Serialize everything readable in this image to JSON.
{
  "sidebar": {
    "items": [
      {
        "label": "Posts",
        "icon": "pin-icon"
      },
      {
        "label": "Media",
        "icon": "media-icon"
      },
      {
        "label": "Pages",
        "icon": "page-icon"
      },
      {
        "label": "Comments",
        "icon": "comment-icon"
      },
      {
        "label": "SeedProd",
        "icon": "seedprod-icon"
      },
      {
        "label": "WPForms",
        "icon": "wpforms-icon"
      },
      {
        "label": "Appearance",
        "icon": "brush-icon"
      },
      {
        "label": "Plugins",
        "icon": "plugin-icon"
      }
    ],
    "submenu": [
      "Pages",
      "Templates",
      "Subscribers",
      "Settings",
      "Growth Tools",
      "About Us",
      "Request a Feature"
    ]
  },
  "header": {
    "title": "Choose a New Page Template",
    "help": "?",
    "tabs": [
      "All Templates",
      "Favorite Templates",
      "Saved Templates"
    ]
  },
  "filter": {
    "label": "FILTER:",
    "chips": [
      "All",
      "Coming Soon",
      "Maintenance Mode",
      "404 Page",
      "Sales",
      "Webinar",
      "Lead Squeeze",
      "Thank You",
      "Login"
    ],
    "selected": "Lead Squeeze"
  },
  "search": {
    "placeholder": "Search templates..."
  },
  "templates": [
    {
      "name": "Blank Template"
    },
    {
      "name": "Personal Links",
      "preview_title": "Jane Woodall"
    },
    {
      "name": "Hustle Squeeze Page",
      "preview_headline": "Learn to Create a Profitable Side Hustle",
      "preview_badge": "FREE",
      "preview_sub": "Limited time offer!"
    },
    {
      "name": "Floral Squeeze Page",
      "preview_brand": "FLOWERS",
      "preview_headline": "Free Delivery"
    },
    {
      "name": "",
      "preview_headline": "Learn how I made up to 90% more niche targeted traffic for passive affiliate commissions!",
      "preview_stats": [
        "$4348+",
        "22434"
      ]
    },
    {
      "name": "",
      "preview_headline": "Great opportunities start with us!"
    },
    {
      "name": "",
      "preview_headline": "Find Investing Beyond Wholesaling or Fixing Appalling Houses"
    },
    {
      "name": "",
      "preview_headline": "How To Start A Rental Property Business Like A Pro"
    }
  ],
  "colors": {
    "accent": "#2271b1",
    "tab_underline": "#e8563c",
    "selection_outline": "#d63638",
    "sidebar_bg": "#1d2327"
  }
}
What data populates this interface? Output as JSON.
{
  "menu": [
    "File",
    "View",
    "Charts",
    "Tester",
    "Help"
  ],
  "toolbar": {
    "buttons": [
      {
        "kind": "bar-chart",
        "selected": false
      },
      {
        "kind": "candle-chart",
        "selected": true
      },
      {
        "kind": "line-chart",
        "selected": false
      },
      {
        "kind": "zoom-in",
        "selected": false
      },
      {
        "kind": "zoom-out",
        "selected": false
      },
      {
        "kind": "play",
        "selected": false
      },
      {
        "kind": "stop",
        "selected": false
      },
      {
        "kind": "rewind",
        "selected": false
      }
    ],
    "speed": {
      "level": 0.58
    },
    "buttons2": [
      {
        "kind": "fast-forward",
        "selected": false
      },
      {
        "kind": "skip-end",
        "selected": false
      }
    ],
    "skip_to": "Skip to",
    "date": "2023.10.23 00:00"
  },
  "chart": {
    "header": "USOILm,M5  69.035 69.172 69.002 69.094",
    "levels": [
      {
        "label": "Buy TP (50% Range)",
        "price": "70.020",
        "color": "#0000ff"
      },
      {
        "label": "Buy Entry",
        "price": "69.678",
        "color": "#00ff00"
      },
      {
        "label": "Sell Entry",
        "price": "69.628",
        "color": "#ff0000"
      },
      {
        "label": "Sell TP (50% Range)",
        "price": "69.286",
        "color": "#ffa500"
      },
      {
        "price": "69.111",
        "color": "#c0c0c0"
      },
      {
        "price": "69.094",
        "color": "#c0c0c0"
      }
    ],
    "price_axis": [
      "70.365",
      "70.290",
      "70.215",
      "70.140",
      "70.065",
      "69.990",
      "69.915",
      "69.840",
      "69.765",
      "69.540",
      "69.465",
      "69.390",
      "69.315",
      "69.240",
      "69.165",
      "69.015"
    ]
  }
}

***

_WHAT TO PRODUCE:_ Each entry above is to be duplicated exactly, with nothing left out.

_RESPONSE TO THE TASK:_
Serialize everything readable in this image to JSON.
{
  "sidebar": {
    "items": [
      {
        "label": "Posts",
        "icon": "pin-icon"
      },
      {
        "label": "Media",
        "icon": "media-icon"
      },
      {
        "label": "Pages",
        "icon": "page-icon"
      },
      {
        "label": "Comments",
        "icon": "comment-icon"
      },
      {
        "label": "SeedProd",
        "icon": "seedprod-icon"
      },
      {
        "label": "WPForms",
        "icon": "wpforms-icon"
      },
      {
        "label": "Appearance",
        "icon": "brush-icon"
      },
      {
        "label": "Plugins",
        "icon": "plugin-icon"
      }
    ],
    "submenu": [
      "Pages",
      "Templates",
      "Subscribers",
      "Settings",
      "Growth Tools",
      "About Us",
      "Request a Feature"
    ]
  },
  "header": {
    "title": "Choose a New Page Template",
    "help": "?",
    "tabs": [
      "All Templates",
      "Favorite Templates",
      "Saved Templates"
    ]
  },
  "filter": {
    "label": "FILTER:",
    "chips": [
      "All",
      "Coming Soon",
      "Maintenance Mode",
      "404 Page",
      "Sales",
      "Webinar",
      "Lead Squeeze",
      "Thank You",
      "Login"
    ],
    "selected": "Lead Squeeze"
  },
  "search": {
    "placeholder": "Search templates..."
  },
  "templates": [
    {
      "name": "Blank Template"
    },
    {
      "name": "Personal Links",
      "preview_title": "Jane Woodall"
    },
    {
      "name": "Hustle Squeeze Page",
      "preview_headline": "Learn to Create a Profitable Side Hustle",
      "preview_badge": "FREE",
      "preview_sub": "Limited time offer!"
    },
    {
      "name": "Floral Squeeze Page",
      "preview_brand": "FLOWERS",
      "preview_headline": "Free Delivery"
    },
    {
      "name": "",
      "preview_headline": "Learn how I made up to 90% more niche targeted traffic for passive affiliate commissions!",
      "preview_stats": [
        "$4348+",
        "22434"
      ]
    },
    {
      "name": "",
      "preview_headline": "Great opportunities start with us!"
    },
    {
      "name": "",
      "preview_headline": "Find Investing Beyond Wholesaling or Fixing Appalling Houses"
    },
    {
      "name": "",
      "preview_headline": "How To Start A Rental Property Business Like A Pro"
    }
  ],
  "colors": {
    "accent": "#2271b1",
    "tab_underline": "#e8563c",
    "selection_outline": "#d63638",
    "sidebar_bg": "#1d2327"
  }
}
What data populates this interface? Output as JSON.
{
  "menu": [
    "File",
    "View",
    "Charts",
    "Tester",
    "Help"
  ],
  "toolbar": {
    "buttons": [
      {
        "kind": "bar-chart",
        "selected": false
      },
      {
        "kind": "candle-chart",
        "selected": true
      },
      {
        "kind": "line-chart",
        "selected": false
      },
      {
        "kind": "zoom-in",
        "selected": false
      },
      {
        "kind": "zoom-out",
        "selected": false
      },
      {
        "kind": "play",
        "selected": false
      },
      {
        "kind": "stop",
        "selected": false
      },
      {
        "kind": "rewind",
        "selected": false
      }
    ],
    "speed": {
      "level": 0.58
    },
    "buttons2": [
      {
        "kind": "fast-forward",
        "selected": false
      },
      {
        "kind": "skip-end",
        "selected": false
      }
    ],
    "skip_to": "Skip to",
    "date": "2023.10.23 00:00"
  },
  "chart": {
    "header": "USOILm,M5  69.035 69.172 69.002 69.094",
    "levels": [
      {
        "label": "Buy TP (50% Range)",
        "price": "70.020",
        "color": "#0000ff"
      },
      {
        "label": "Buy Entry",
        "price": "69.678",
        "color": "#00ff00"
      },
      {
        "label": "Sell Entry",
        "price": "69.628",
        "color": "#ff0000"
      },
      {
        "label": "Sell TP (50% Range)",
        "price": "69.286",
        "color": "#ffa500"
      },
      {
        "price": "69.111",
        "color": "#c0c0c0"
      },
      {
        "price": "69.094",
        "color": "#c0c0c0"
      }
    ],
    "price_axis": [
      "70.365",
      "70.290",
      "70.215",
      "70.140",
      "70.065",
      "69.990",
      "69.915",
      "69.840",
      "69.765",
      "69.540",
      "69.465",
      "69.390",
      "69.315",
      "69.240",
      "69.165",
      "69.015"
    ]
  }
}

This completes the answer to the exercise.